* **Exercise instructions**
Take the listing below and output it exactly, with no images.

* **Data extract**
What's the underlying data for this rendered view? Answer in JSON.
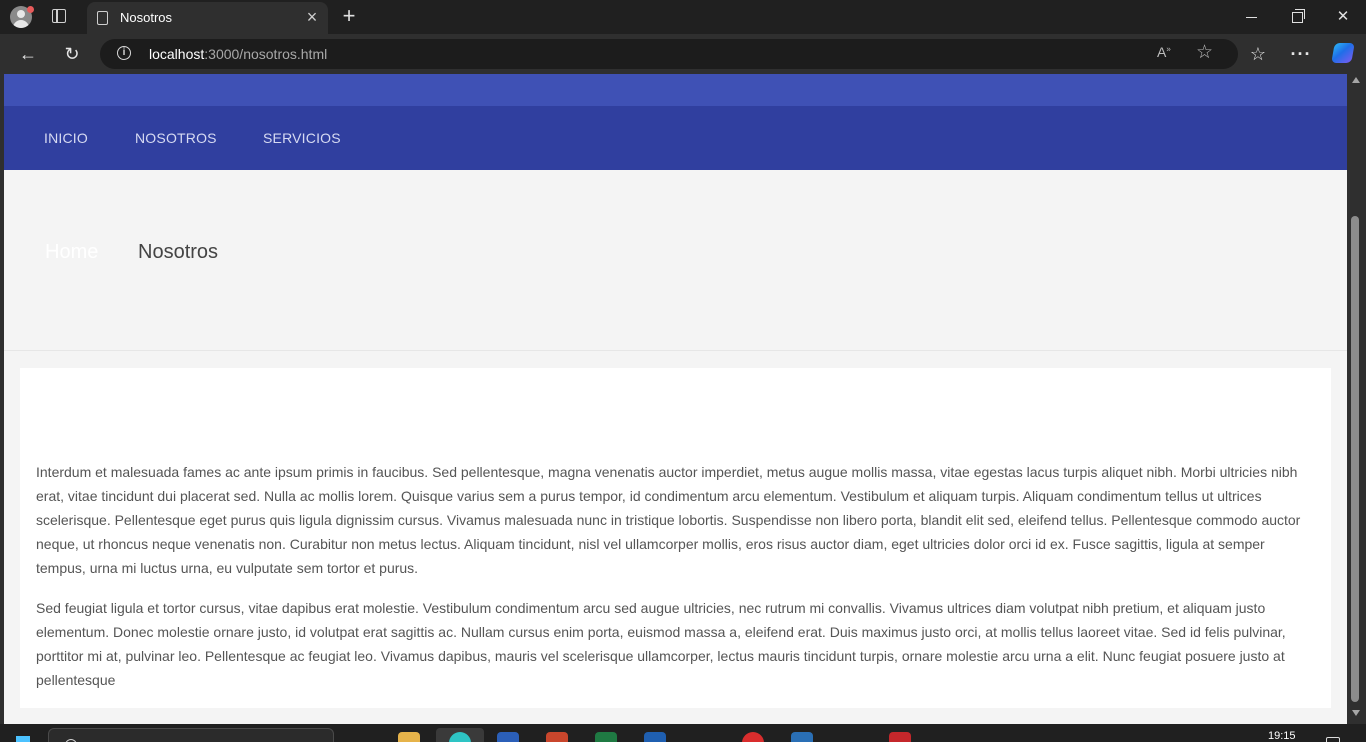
{
  "browser": {
    "tab": {
      "title": "Nosotros"
    },
    "address": {
      "host": "localhost",
      "path": ":3000/nosotros.html"
    },
    "colors": {
      "frame": "#202020",
      "toolbar": "#2f2f2f"
    }
  },
  "site": {
    "nav": {
      "items": [
        {
          "label": "INICIO"
        },
        {
          "label": "NOSOTROS"
        },
        {
          "label": "SERVICIOS"
        }
      ]
    },
    "breadcrumb": {
      "home": "Home",
      "current": "Nosotros"
    },
    "content": {
      "paragraphs": [
        "Interdum et malesuada fames ac ante ipsum primis in faucibus. Sed pellentesque, magna venenatis auctor imperdiet, metus augue mollis massa, vitae egestas lacus turpis aliquet nibh. Morbi ultricies nibh erat, vitae tincidunt dui placerat sed. Nulla ac mollis lorem. Quisque varius sem a purus tempor, id condimentum arcu elementum. Vestibulum et aliquam turpis. Aliquam condimentum tellus ut ultrices scelerisque. Pellentesque eget purus quis ligula dignissim cursus. Vivamus malesuada nunc in tristique lobortis. Suspendisse non libero porta, blandit elit sed, eleifend tellus. Pellentesque commodo auctor neque, ut rhoncus neque venenatis non. Curabitur non metus lectus. Aliquam tincidunt, nisl vel ullamcorper mollis, eros risus auctor diam, eget ultricies dolor orci id ex. Fusce sagittis, ligula at semper tempus, urna mi luctus urna, eu vulputate sem tortor et purus.",
        "Sed feugiat ligula et tortor cursus, vitae dapibus erat molestie. Vestibulum condimentum arcu sed augue ultricies, nec rutrum mi convallis. Vivamus ultrices diam volutpat nibh pretium, et aliquam justo elementum. Donec molestie ornare justo, id volutpat erat sagittis ac. Nullam cursus enim porta, euismod massa a, eleifend erat. Duis maximus justo orci, at mollis tellus laoreet vitae. Sed id felis pulvinar, porttitor mi at, pulvinar leo. Pellentesque ac feugiat leo. Vivamus dapibus, mauris vel scelerisque ullamcorper, lectus mauris tincidunt turpis, ornare molestie arcu urna a elit. Nunc feugiat posuere justo at pellentesque"
      ]
    },
    "colors": {
      "top_strip": "#3f51b5",
      "navbar": "#303f9f",
      "hero_bg": "#f4f4f4"
    }
  },
  "taskbar": {
    "time": "19:15"
  }
}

* **Solution**
What's the underlying data for this rendered view? Answer in JSON.
{
  "browser": {
    "tab": {
      "title": "Nosotros"
    },
    "address": {
      "host": "localhost",
      "path": ":3000/nosotros.html"
    },
    "colors": {
      "frame": "#202020",
      "toolbar": "#2f2f2f"
    }
  },
  "site": {
    "nav": {
      "items": [
        {
          "label": "INICIO"
        },
        {
          "label": "NOSOTROS"
        },
        {
          "label": "SERVICIOS"
        }
      ]
    },
    "breadcrumb": {
      "home": "Home",
      "current": "Nosotros"
    },
    "content": {
      "paragraphs": [
        "Interdum et malesuada fames ac ante ipsum primis in faucibus. Sed pellentesque, magna venenatis auctor imperdiet, metus augue mollis massa, vitae egestas lacus turpis aliquet nibh. Morbi ultricies nibh erat, vitae tincidunt dui placerat sed. Nulla ac mollis lorem. Quisque varius sem a purus tempor, id condimentum arcu elementum. Vestibulum et aliquam turpis. Aliquam condimentum tellus ut ultrices scelerisque. Pellentesque eget purus quis ligula dignissim cursus. Vivamus malesuada nunc in tristique lobortis. Suspendisse non libero porta, blandit elit sed, eleifend tellus. Pellentesque commodo auctor neque, ut rhoncus neque venenatis non. Curabitur non metus lectus. Aliquam tincidunt, nisl vel ullamcorper mollis, eros risus auctor diam, eget ultricies dolor orci id ex. Fusce sagittis, ligula at semper tempus, urna mi luctus urna, eu vulputate sem tortor et purus.",
        "Sed feugiat ligula et tortor cursus, vitae dapibus erat molestie. Vestibulum condimentum arcu sed augue ultricies, nec rutrum mi convallis. Vivamus ultrices diam volutpat nibh pretium, et aliquam justo elementum. Donec molestie ornare justo, id volutpat erat sagittis ac. Nullam cursus enim porta, euismod massa a, eleifend erat. Duis maximus justo orci, at mollis tellus laoreet vitae. Sed id felis pulvinar, porttitor mi at, pulvinar leo. Pellentesque ac feugiat leo. Vivamus dapibus, mauris vel scelerisque ullamcorper, lectus mauris tincidunt turpis, ornare molestie arcu urna a elit. Nunc feugiat posuere justo at pellentesque"
      ]
    },
    "colors": {
      "top_strip": "#3f51b5",
      "navbar": "#303f9f",
      "hero_bg": "#f4f4f4"
    }
  },
  "taskbar": {
    "time": "19:15"
  }
}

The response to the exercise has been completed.